last July, you said your national responsibilities prevented you from following the Siegelman case and Alabama politics closely. In your memoir, you wrote, "I almost felt sorry for my chief interrogator, California Congressman Adam Schiff. He clearly was not prepared." Suppose the congressman and his colleagues had asked you a simple question: Did you and your wife host some of Siegelman's prosecutors at a party at your Rosemary Beach home in March 2007 about eight months after his conviction, not long before he was sentenced? If yes, was there any particular reason for that party?
Q. Federal courts have just ordered a new trial for the Garza family in Texas, who allege they were prosecuted because they refused to hire the corrupt DC lobbyist Jack Abramoff to represent their Kickapoo tribal business for their state's first gambling casino. Out of all the people in the world you could have hired as your top assistant at the White House, why did you hire Abramoff's former assistant Susan Ralston? Did you ever talk with her about Indian tribal casinos, Justice Department prosecutions or inviting Abramoff to the White House?

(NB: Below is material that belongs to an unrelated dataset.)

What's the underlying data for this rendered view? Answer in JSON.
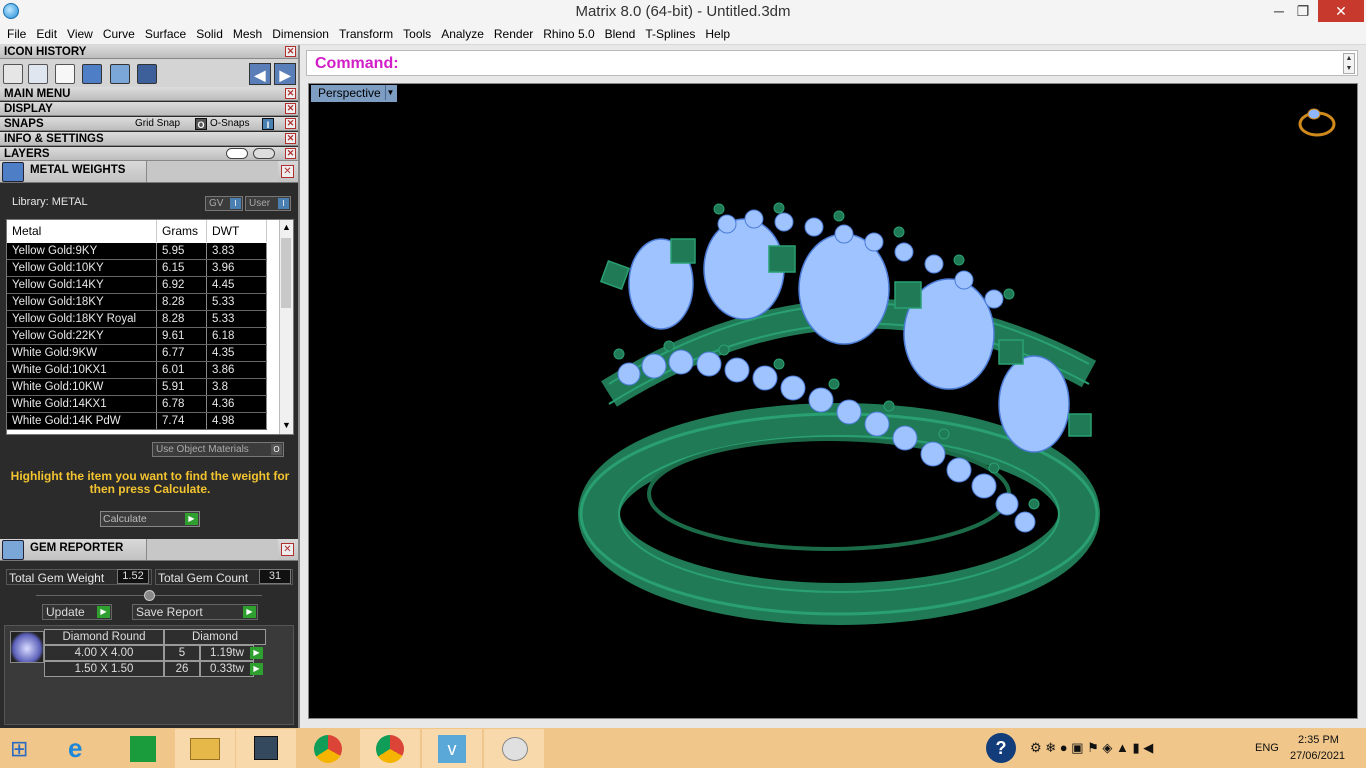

Q. Would you be willing to square off in a sworn setting against David Iglesias, the first U.S. attorney for New Mexico in 2001 and a prosecutor who entitled a book chapter "All Roads Lead to Rove" in his book about his political purge in 2006?
- President George W. Bush meets Kickapoo Tribal Chief Raul Garza, center, with Karl Rove partially visible at right and lobbyist Jack Abramoff in the background over President's left shoulder (White House photo).
In late March, I sent Rove the first two questions to check the facts for this article. The last need no preamble because of such hearings as a unanimous Senate Indian Affairs Committee report in 2006 that asserted that Abramoff arranged vast sums from Indian casinos in Mississippi to fight Siegelman and his plan for an Alabama lottery to compete with casinos.
I invited Rove to call in to my weekly public affairs radio
show as a featured guest at his convenience to discuss his book. Karl Rove & Co. Chief of Staff Sheena Tahilramani responded with a pleasant email that I received at 12:30 a.m. on a recent Sunday.
She granted permission for me to use his photo and book jacket. "As far as any background on this subject," she wrote, "it's just not something Karl's able to delve into while he's in the middle of the tour. I've already got him fully committed and his plate is full. Thanks for reaching out."
Clearly, Rove and his staff are hard-working, professional and successful.But let's not miss the unique opportunity of a local book tour to learn more than his memoir provides about what he's doing.
Andrew Kreig is an investigative reporter, attorney, author, business strategist, radio host, and longtime non-profit executive based in Washington, DC.
His most recent book is "Presidential Puppetry: Obama, Romney and Their Masters," the (more...)